Washington, 18 June 1997 (RFE/RL) - Romanian Prime Minister Viktor Ciorbea goes to the White House today -- the latest in a procession of southern European leaders to visit Washington in the name of regional security.
Ciorbea is in town at the same time as president Kiro Gligorov of Macedonia, Bulgaria's new Foreign Minister Nadezhda Mikhailova, and former Austrian Chancellor Franz Vranitzky, a special envoy to Albania of the Organization for Security and Cooperation in Europe.
All, with varying approaches, seek U.S. support in maintaining peace and security in the Balkans, and are getting a warm welcome -- but not much of what they really want, at least in public statements.
Romania's Ciorbea says he wants the U.S. to change its mind and back Romania for NATO membership in the first round of expansion next month. Even he acknowledged before leaving for Washington Tuesday that this is not likely to happen.
So, the next thing Ciorbea would like to hear in talks today (Wednesday) with Vice President Al Gore is when Romania will be admitted to the alliance.
Bulgaria's Mikhailova sought similar assurances earler this week from Secretary of State Madeleine Albright and was told the U.S. is not ready to name countries or dates for a second round of NATO enlargement.
Meanwhile, Washington officials stress U.S. support and understanding, a commitment to keep the door to NATO open and pledges to deepen bilateral relations.
President Bill Clinton has invited Romanian president Emil Constantinescu to visit Washington and American analysts say more high-level meetings between the U.S. and non-NATO countries could be expected this year.
Washington officials say stability in the Balkans is of great concern to the U.S. for a variety of reasons, economic, as well as political.
All four countries under discussion in Washington this week have borders with Serbia and are close to dangerous religious and ethnic faultlines in Europe.
U.S. involvement is motivated not only by the overarching goal of peace and democracy in the region but also by the interests of European allies.
According to Washington analysts, U.S. concern about Romania arises partly from pressure by the French and other NATO allies, as well as the country's own strategic and geo-political significance.

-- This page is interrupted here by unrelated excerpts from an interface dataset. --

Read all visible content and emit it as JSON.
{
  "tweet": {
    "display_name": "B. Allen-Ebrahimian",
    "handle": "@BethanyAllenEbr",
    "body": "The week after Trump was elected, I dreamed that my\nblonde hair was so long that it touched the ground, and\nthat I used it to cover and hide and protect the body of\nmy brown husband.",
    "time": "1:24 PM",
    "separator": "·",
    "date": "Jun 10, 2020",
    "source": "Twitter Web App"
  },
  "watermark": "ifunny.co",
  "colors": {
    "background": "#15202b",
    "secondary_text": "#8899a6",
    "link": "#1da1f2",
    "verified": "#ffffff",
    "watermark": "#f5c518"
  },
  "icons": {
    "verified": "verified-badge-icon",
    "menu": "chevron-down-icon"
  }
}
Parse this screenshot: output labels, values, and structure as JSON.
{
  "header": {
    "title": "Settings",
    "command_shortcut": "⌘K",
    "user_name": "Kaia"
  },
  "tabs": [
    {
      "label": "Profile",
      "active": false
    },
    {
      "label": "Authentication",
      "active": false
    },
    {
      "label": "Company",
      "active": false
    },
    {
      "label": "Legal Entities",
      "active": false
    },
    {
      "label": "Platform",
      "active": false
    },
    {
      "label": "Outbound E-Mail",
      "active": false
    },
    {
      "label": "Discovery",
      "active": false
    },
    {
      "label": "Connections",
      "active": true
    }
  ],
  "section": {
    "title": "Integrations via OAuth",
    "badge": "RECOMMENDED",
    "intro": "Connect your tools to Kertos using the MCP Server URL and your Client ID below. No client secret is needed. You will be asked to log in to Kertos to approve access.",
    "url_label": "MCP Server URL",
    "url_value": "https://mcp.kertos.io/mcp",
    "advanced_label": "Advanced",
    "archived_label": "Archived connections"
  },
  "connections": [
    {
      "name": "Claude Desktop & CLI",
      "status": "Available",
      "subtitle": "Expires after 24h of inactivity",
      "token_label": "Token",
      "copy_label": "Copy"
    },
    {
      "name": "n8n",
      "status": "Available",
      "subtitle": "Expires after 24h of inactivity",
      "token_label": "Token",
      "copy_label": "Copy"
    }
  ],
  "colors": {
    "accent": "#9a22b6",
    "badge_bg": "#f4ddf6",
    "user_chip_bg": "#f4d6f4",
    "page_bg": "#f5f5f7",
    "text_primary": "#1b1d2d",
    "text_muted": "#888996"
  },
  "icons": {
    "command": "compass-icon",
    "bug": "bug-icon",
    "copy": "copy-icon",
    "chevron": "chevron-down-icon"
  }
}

In Bulgaria, the new progressive government is committed to painful reforms that may exacerbate domestic ethnic rivalries with its sizeable Turkish minority. That could upset neighboring Turkey, another important U.S. ally.
Further down the road, analysts say Bulgaria could be involved in the transport of Caspian Sea oil, now under development by international investors, including several American companies.
Foreign Minister Mikhailova says Bulgaria is also willing to do more to combat illegal drug trafficking and international terrorism, both important goals for the United States.
The poorer countries of Albania and Macedonia have less to offer in that regard but State Department officials say the U.S. focus is primarily on regional stability.
Macedonian president Gligorov spent more than half an hour at the White House Tuesday discussing regional problems with president Bill Clinton.
Gligorov told reporters afterwards that he wants international peacekeepers to remain in his country and in the region after dates set for their withdrawal.
He said the presence of peacekeepers in Bosnia ended the senseless war there, ended the killing and that their continued presence "would be very positive."
The U.S. has remained adamant that it will pull back its own troops from NATO forces in Bosnia by a June 1988 deadline. But it has not said no to extending the participation of some 500 U.S. troops in a United Nations peacekeeping force patrolling in Macedonia, which is due to end its mission in November.
White House spokesman Michael McCurry emphasized a different aspect of the conversation, saying Clinton praised Gligorov "for his statesmanship in resolving differences with neighbors and in promoting ethnic tolerance at home. "
He was referring to a long-standing dispute between Greece and the Skopje government over the former Yugoslav republic's name "Macedonia," which is the same as the name of a neighboring province across the border in Greece.
A U.S. official said the two sides are now showing a willingness to discuss the issue. And Gligorov indicated as much, telling reporters that Macedonia has "a very positive assessment" of the policy of the Greek government.